December 29, 2016


The name probably comes from the Filipino expression “Alang –Alang” which means “hanging, floating”, to describe the big, pendulous flowers from which the essential oil is extracted.


In the second half of the 18th century this big tropical tree, native of the Philippines and Indonesia, was brought to Madagascar and other islands of the Indian Ocean, who are still the main producers of Ylang-Ylang.

The properties of these flowers made them the main ingredients for traditional preparation of cosmetics and curative ointments in these countries. During the Victorian age, it was the main constituent of the famous “Macassar oil”, which stimulates the scalp and the hair growth.
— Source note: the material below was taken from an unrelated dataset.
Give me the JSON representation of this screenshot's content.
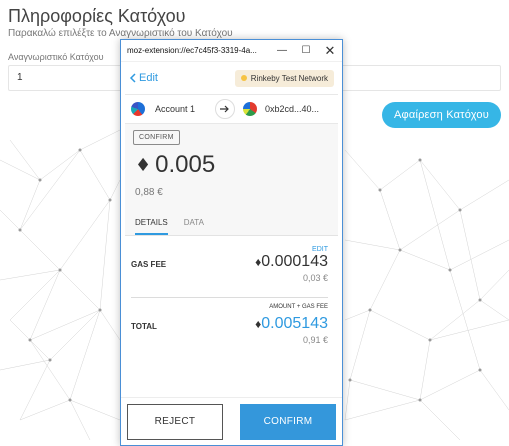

Ylang-Ylang essential oil is obtained via hydro-distillation of Cananga odorata var. genuinaappena flowers. Depending on the moment of the distillation process in which the oil is collected, it can be classified in 5 categories: Extra superior (first three hours), Extra (4th hour), I (5th hour), II (next 36 minutes), III (next 16 hours) and Whole (mixture of all the fractions above). These categories were first created for the perfume industry.  The organoleptic characteristics and the quality can vary widely with this oil.

Categories “extra superior” and “extra” are the more expensive and appreciated, used for the creation of niche perfumes; while categories II and III, containing larger amounts of sesquiterpenes, are often used for the production of cosmetics and toiletries.



Psyche: Diffusing Ylang-Ylang essential oil in a room has a stimulating and mild antidepressant effect on the central nervous system, also proven by scientific studies.

Ylang-Ylang relieves stress and restlessness when we feel tired or weak. In association with Lavender, Petit Grain or Orange essential oil it can be useful against sleeplessness and nightmares.

In Indonesia the flowers are spread on the bed to celebrate the bridal night: according to the popular tradition this essence is used as an aphrodisiac to increase the libido. Thanks to its capacity to relieve nervous tensions and stimulate the body and the mind it is useful against impotence and frigidity.


Well-being: Ylang-Ylang essential oil can improve some functions of the cardiovascular and muscular systems. It relieves sleeplessness, tachycardia, colic and intestinal cramps, moderate hypertension, anxiety, and heart palpitations.

This essential oil has also an antiseptic and antimicrobial action against intestinal, respiratory and urinary tract infections. To treat these conditions 1-2 drops of essential oil can be added on a sugar cube or diluted in a teaspoon of almond oil, and consumed 2 or 3 times a day.


Hair: Ylang-Ylang is very useful against hair loss and other scalp problems.

Scalp ointments or a few drops added to shampoo help against itch, dry, dull or damaged hair. In association with Lemon E.O. it can lighten the hair, while in association with Thymus satureioides or Laurel E.O. it works as a revitalizer and prevents hair loss. Just add 10-12 drops of essential oil to 250 ml of neutral shampoo and wash your hair, leaving it on the scalp a few minutes before rinsing.


Dermatology: Ylang-Ylang essential oil can be used locally for body ointments to improve acne, oily or irritated skin or in association with lavender or geranium E.O. for dry, sensitive skin. In addition to general skincare, it is also useful to treat brittle nails and insect bites.

Diluted in a vegetable oil, for example almond oil, it is perfect for relaxing body massages to help with anxiety and stress, but also as a sensual tonic to increase the libido.


Remember that essential oils are extremely concentrated compounds and even a small amount may cause side effects.

For internal use always consult an expert or your doctor.

Be careful in case of topical application too: essential oils contain small-sized molecules, easily absorbed by our skin. An excessive amount may cause dermatitis. Do not use in case of injured skin and avoid contact with mucous membrane and eyes because they may cause irritation.



Other articles that may interest you:

Tangerine essential oil: uses and properties

Rosemary essential oil: uses and properties

Aromatic water or floral waters: what are they?